Make sure your faucet is completely off. To keep from damaging your old shower head, wrap a rag around the nozzle of your shower head, where it connects with the shower arm. Wrap your adjustable wrench (or pliers) snugly around the rag and nozzle.

3. Turn counter-clockwise to unscrew

Now you’ll want to turn your wrench counter clockwise to loosen your shower head. Once loosened, you can remove your wrench from the nozzle, and use your hands to unscrew and remove the shower head.

If it’s not on tightly, you may be able to skip the wrench altogether, and unscrew it using your hands.

4. Clean your shower arm.

Remove any old tape around the threads of your shower arm. Use your rag to wipe away any buildup in that area. If you have an old toothbrush, you can also use that to clean around the threads of the shower arm.

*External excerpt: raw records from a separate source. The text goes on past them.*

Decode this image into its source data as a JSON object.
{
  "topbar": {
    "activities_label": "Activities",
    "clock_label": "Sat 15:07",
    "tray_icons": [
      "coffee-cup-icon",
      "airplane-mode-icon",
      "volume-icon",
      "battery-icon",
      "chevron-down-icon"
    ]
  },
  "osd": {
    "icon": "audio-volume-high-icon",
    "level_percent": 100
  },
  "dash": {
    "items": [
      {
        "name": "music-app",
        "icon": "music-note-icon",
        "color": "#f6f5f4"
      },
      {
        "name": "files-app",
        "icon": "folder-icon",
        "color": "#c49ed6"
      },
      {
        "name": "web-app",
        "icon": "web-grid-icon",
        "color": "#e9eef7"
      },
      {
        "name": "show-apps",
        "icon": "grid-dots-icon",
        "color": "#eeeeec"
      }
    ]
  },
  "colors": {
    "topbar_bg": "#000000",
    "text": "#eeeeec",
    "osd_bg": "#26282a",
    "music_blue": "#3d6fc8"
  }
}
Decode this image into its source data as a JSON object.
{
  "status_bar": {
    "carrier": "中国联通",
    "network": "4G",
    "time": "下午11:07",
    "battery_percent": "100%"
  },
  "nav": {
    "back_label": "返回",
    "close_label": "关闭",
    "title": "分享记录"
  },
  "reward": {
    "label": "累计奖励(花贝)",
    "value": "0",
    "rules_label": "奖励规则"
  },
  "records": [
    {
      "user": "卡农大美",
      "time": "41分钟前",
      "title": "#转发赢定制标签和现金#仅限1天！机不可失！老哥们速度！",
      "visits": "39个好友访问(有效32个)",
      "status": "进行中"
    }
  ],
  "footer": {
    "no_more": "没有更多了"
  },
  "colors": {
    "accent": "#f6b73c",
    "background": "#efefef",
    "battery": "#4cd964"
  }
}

5. Apply Teflon tape.

Conveniently, the Teflon tape should be about the same width as your shower arm threads.

In a clockwise direction, wrap your Teflon tape evenly around the threads of your shower arm about three times, and tear off the tape. The direction that you apply the tape is important as it will ensure the tape won’t bunch up as you screw the new shower head in.

Use your hands to flatten the tape around the threads. This tape is used to help seal the threads, so it doesn’t leak.

6. Screw on your new shower head.

Now you can line the nozzle of your new shower head with your shower arm and connect them by screwing it in a clockwise direction until it’s tight.

If you want to tighten further, you can use your rag and wrench to turn it clockwise about a quarter of a turn. Don’t overdo it as we don’t want anything to break!

Related Questions

Do I have to turn off the water to replace a shower head?

Before replacing a shower head, you should turn off the faucet in the shower. However, you usually do not need to turn off the water to the building, because the shower faucet is enough to stop the water from reaching the shower head.

How do I increase shower pressure?

To increase shower pressure try cleaning the shower head, replacing the shower head (potentially with a smaller shower head), removing the shower head’s flow restrictor, or call a plumber to check the pipes. There are a number of reasons why someone might be experiencing low shower pressure.

Matt & Heather

Welcome to our blog! We have a home, but not much time. So our goal is to make big improvements with limited time and money. If you're in the same boat, check out more of our stuff, and join the conversation!

Recent Posts